Extracted records:
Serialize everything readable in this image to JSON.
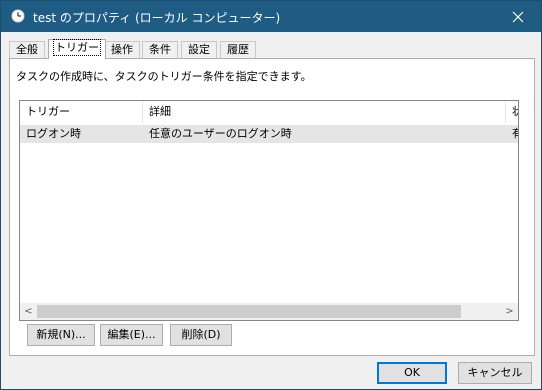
{
  "window": {
    "title": "test のプロパティ (ローカル コンピューター)"
  },
  "tabs": [
    {
      "label": "全般"
    },
    {
      "label": "トリガー"
    },
    {
      "label": "操作"
    },
    {
      "label": "条件"
    },
    {
      "label": "設定"
    },
    {
      "label": "履歴"
    }
  ],
  "active_tab_index": 1,
  "description": "タスクの作成時に、タスクのトリガー条件を指定できます。",
  "table": {
    "columns": [
      "トリガー",
      "詳細",
      "状"
    ],
    "rows": [
      [
        "ログオン時",
        "任意のユーザーのログオン時",
        "有"
      ]
    ]
  },
  "scrollbar": {
    "left_arrow": "<",
    "right_arrow": ">"
  },
  "buttons": {
    "new": "新規(N)...",
    "edit": "編集(E)...",
    "delete": "削除(D)",
    "ok": "OK",
    "cancel": "キャンセル"
  },
  "colors": {
    "titlebar": "#1f5c84",
    "accent": "#0078d7",
    "selected_row": "#e5e5e5"
  }
}
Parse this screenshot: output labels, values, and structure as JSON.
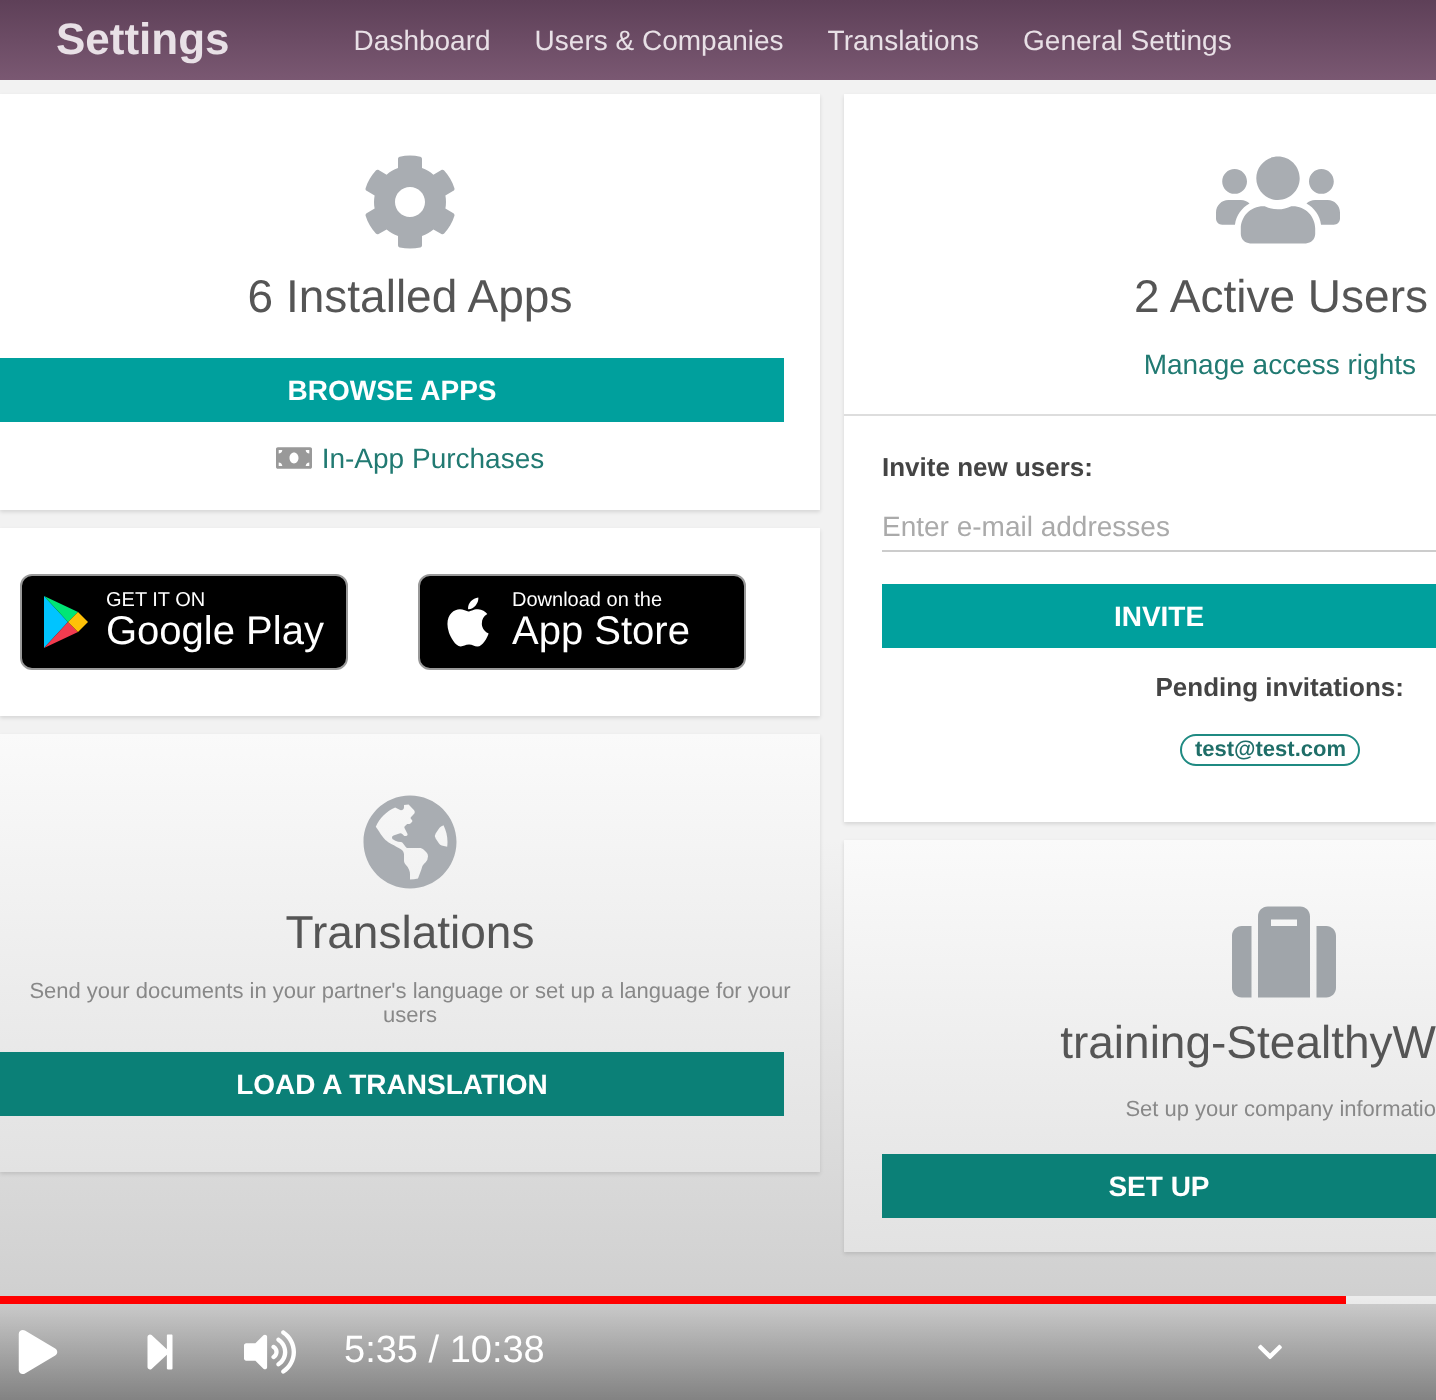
{
  "header": {
    "title": "Settings",
    "nav": [
      {
        "label": "Dashboard"
      },
      {
        "label": "Users & Companies"
      },
      {
        "label": "Translations"
      },
      {
        "label": "General Settings"
      }
    ]
  },
  "apps_card": {
    "title": "6 Installed Apps",
    "button": "BROWSE APPS",
    "link": "In-App Purchases"
  },
  "store_badges": [
    {
      "kind": "google",
      "small": "GET IT ON",
      "big": "Google Play"
    },
    {
      "kind": "apple",
      "small": "Download on the",
      "big": "App Store"
    }
  ],
  "translations_card": {
    "title": "Translations",
    "description": "Send your documents in your partner's language or set up a language for your users",
    "button": "LOAD A TRANSLATION"
  },
  "users_card": {
    "title": "2 Active Users",
    "link": "Manage access rights",
    "invite_label": "Invite new users:",
    "email_field": {
      "placeholder": "Enter e-mail addresses"
    },
    "invite_button": "INVITE",
    "pending_label": "Pending invitations:",
    "pending": [
      "test@test.com"
    ]
  },
  "company_card": {
    "title": "training-StealthyW",
    "description": "Set up your company informatio",
    "button": "SET UP"
  },
  "player": {
    "progress": {
      "level": 0.937
    },
    "time": "5:35 / 10:38"
  }
}
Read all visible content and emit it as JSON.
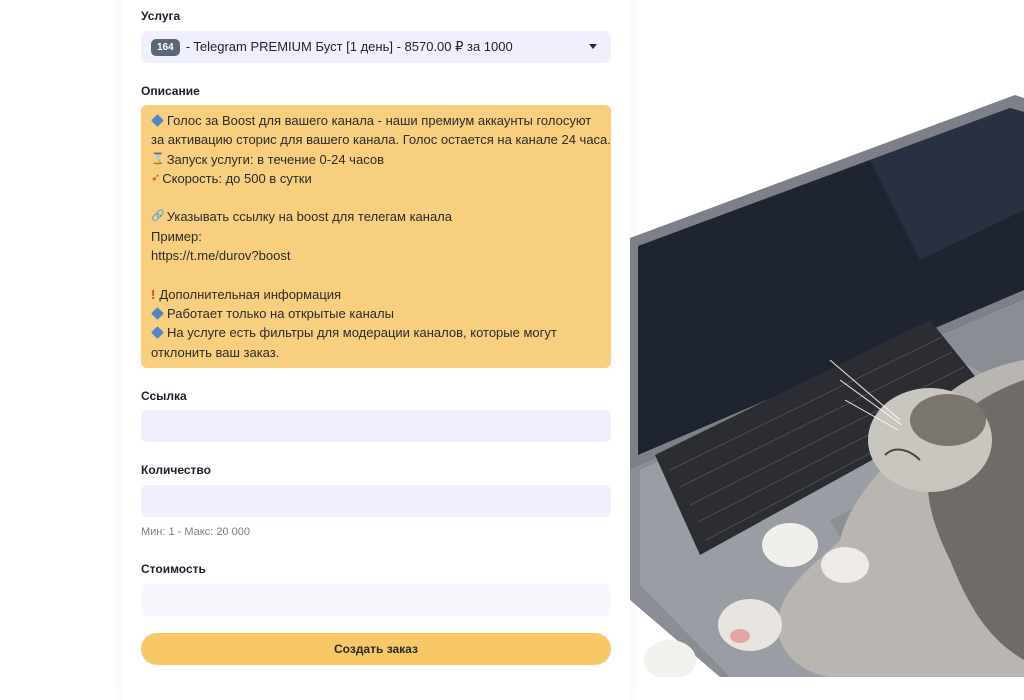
{
  "service": {
    "label": "Услуга",
    "badge": "164",
    "selected": "- Telegram PREMIUM Буст [1 день] - 8570.00 ₽ за 1000"
  },
  "description": {
    "label": "Описание",
    "lines": [
      "Голос за Boost для вашего канала - наши премиум аккаунты голосуют",
      "за активацию сторис для вашего канала. Голос остается на канале 24 часа.",
      "Запуск услуги: в течение 0-24 часов",
      "Скорость: до 500 в сутки",
      "",
      "Указывать ссылку на boost для телегам канала",
      "Пример:",
      "https://t.me/durov?boost",
      "",
      "Дополнительная информация",
      "Работает только на открытые каналы",
      "На услуге есть фильтры для модерации каналов, которые могут",
      "отклонить ваш заказ."
    ]
  },
  "link": {
    "label": "Ссылка",
    "value": ""
  },
  "quantity": {
    "label": "Количество",
    "value": "",
    "hint": "Мин: 1 - Макс: 20 000"
  },
  "cost": {
    "label": "Стоимость",
    "value": ""
  },
  "submit": {
    "label": "Создать заказ"
  },
  "colors": {
    "accent": "#f7c865",
    "field": "#f0f0fc",
    "description_bg": "#f7cf7f",
    "badge": "#5b6779"
  },
  "icons": [
    "chevron-down-icon",
    "diamond-icon",
    "hourglass-icon",
    "rocket-icon",
    "link-icon",
    "exclamation-icon"
  ]
}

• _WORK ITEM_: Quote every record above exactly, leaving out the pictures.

• _RESULT FOR THIS EXERCISE_:
Serialize everything readable in this image to JSON.
{
  "window": {
    "title": "test のプロパティ (ローカル コンピューター)"
  },
  "tabs": [
    {
      "label": "全般"
    },
    {
      "label": "トリガー"
    },
    {
      "label": "操作"
    },
    {
      "label": "条件"
    },
    {
      "label": "設定"
    },
    {
      "label": "履歴"
    }
  ],
  "active_tab_index": 1,
  "description": "タスクの作成時に、タスクのトリガー条件を指定できます。",
  "table": {
    "columns": [
      "トリガー",
      "詳細",
      "状"
    ],
    "rows": [
      [
        "ログオン時",
        "任意のユーザーのログオン時",
        "有"
      ]
    ]
  },
  "scrollbar": {
    "left_arrow": "<",
    "right_arrow": ">"
  },
  "buttons": {
    "new": "新規(N)...",
    "edit": "編集(E)...",
    "delete": "削除(D)",
    "ok": "OK",
    "cancel": "キャンセル"
  },
  "colors": {
    "titlebar": "#1f5c84",
    "accent": "#0078d7",
    "selected_row": "#e5e5e5"
  }
}
Parse this screenshot: output labels, values, and structure as JSON.
{
  "header": {
    "title": "Settings",
    "nav": [
      {
        "label": "Dashboard"
      },
      {
        "label": "Users & Companies"
      },
      {
        "label": "Translations"
      },
      {
        "label": "General Settings"
      }
    ]
  },
  "apps_card": {
    "title": "6 Installed Apps",
    "button": "BROWSE APPS",
    "link": "In-App Purchases"
  },
  "store_badges": [
    {
      "kind": "google",
      "small": "GET IT ON",
      "big": "Google Play"
    },
    {
      "kind": "apple",
      "small": "Download on the",
      "big": "App Store"
    }
  ],
  "translations_card": {
    "title": "Translations",
    "description": "Send your documents in your partner's language or set up a language for your users",
    "button": "LOAD A TRANSLATION"
  },
  "users_card": {
    "title": "2 Active Users",
    "link": "Manage access rights",
    "invite_label": "Invite new users:",
    "email_field": {
      "placeholder": "Enter e-mail addresses"
    },
    "invite_button": "INVITE",
    "pending_label": "Pending invitations:",
    "pending": [
      "test@test.com"
    ]
  },
  "company_card": {
    "title": "training-StealthyW",
    "description": "Set up your company informatio",
    "button": "SET UP"
  },
  "player": {
    "progress": {
      "level": 0.937
    },
    "time": "5:35 / 10:38"
  }
}
Read all visible content and emit it as JSON.
{
  "service": {
    "label": "Услуга",
    "badge": "164",
    "selected": "- Telegram PREMIUM Буст [1 день] - 8570.00 ₽ за 1000"
  },
  "description": {
    "label": "Описание",
    "lines": [
      "Голос за Boost для вашего канала - наши премиум аккаунты голосуют",
      "за активацию сторис для вашего канала. Голос остается на канале 24 часа.",
      "Запуск услуги: в течение 0-24 часов",
      "Скорость: до 500 в сутки",
      "",
      "Указывать ссылку на boost для телегам канала",
      "Пример:",
      "https://t.me/durov?boost",
      "",
      "Дополнительная информация",
      "Работает только на открытые каналы",
      "На услуге есть фильтры для модерации каналов, которые могут",
      "отклонить ваш заказ."
    ]
  },
  "link": {
    "label": "Ссылка",
    "value": ""
  },
  "quantity": {
    "label": "Количество",
    "value": "",
    "hint": "Мин: 1 - Макс: 20 000"
  },
  "cost": {
    "label": "Стоимость",
    "value": ""
  },
  "submit": {
    "label": "Создать заказ"
  },
  "colors": {
    "accent": "#f7c865",
    "field": "#f0f0fc",
    "description_bg": "#f7cf7f",
    "badge": "#5b6779"
  },
  "icons": [
    "chevron-down-icon",
    "diamond-icon",
    "hourglass-icon",
    "rocket-icon",
    "link-icon",
    "exclamation-icon"
  ]
}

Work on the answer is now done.